▶ **EXERCISE**: Go over the data and copy out each line with "icon" in it.
*** Begin section ***
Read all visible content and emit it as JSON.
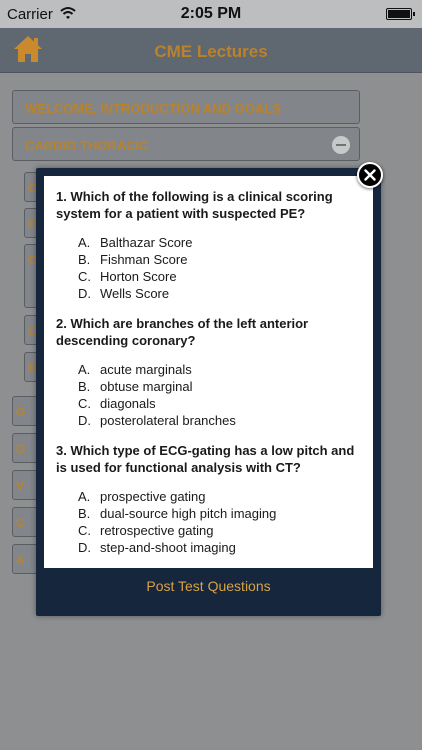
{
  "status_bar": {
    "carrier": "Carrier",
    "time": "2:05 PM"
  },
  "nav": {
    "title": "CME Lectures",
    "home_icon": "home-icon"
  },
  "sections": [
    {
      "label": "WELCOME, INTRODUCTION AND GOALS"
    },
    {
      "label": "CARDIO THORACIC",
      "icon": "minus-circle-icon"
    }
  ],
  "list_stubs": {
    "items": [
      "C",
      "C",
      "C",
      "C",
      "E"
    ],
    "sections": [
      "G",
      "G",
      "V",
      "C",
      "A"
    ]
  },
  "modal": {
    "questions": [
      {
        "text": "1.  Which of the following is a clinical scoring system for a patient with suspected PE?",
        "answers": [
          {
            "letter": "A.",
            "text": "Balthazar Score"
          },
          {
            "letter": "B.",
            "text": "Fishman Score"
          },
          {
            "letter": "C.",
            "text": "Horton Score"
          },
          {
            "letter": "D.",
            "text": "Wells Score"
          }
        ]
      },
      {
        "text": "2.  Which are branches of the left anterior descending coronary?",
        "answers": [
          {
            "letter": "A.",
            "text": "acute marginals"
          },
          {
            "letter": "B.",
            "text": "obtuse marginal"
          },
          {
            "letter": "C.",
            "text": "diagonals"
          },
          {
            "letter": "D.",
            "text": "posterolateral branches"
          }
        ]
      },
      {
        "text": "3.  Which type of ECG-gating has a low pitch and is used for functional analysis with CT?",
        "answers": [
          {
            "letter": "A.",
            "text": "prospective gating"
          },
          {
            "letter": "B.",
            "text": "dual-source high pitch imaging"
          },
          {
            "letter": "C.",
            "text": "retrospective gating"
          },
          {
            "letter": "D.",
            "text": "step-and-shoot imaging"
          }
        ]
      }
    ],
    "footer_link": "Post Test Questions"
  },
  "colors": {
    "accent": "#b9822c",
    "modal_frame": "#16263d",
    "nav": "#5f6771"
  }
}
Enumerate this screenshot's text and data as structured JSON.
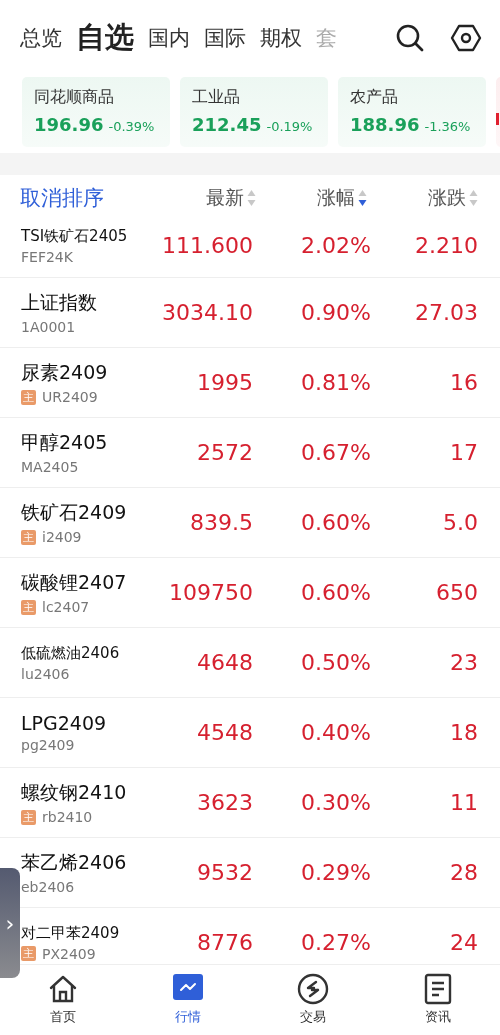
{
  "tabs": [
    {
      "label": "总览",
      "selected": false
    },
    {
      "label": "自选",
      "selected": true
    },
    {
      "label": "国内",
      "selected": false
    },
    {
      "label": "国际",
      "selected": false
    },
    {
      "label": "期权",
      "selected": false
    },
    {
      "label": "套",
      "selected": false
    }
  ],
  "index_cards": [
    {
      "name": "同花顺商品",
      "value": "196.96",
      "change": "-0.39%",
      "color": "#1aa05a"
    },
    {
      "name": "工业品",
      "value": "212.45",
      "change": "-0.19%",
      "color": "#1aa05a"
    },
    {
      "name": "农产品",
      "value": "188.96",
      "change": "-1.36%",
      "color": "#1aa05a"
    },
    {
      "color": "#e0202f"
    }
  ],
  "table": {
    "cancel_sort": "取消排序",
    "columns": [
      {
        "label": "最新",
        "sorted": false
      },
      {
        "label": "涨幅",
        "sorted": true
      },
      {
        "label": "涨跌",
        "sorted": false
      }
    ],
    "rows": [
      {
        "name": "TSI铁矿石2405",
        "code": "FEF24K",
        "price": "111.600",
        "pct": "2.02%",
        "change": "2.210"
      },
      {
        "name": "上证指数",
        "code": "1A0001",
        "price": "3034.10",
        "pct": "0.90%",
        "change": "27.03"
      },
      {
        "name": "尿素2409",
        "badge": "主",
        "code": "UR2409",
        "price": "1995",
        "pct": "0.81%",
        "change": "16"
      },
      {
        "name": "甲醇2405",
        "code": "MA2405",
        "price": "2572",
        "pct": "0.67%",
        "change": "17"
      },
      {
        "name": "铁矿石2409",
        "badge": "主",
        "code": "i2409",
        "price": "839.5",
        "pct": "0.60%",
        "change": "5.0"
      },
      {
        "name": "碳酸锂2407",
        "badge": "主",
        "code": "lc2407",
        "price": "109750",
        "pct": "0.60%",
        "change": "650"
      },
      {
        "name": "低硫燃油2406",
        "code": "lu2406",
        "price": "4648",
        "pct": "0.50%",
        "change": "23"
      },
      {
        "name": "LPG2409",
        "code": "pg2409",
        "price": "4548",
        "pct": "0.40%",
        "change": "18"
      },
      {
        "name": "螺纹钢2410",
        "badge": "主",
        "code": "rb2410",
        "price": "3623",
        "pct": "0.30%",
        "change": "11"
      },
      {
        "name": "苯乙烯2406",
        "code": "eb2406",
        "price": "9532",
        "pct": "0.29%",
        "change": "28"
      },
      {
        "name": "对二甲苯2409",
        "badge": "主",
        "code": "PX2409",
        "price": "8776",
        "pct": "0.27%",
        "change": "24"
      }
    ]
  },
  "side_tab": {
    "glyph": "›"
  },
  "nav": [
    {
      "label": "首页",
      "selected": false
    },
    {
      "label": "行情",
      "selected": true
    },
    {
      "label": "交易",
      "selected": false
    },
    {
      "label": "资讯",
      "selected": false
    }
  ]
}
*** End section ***
▶ **RESPONSE AREA**:
    "home_icon": "home-icon"
      "icon": "minus-circle-icon"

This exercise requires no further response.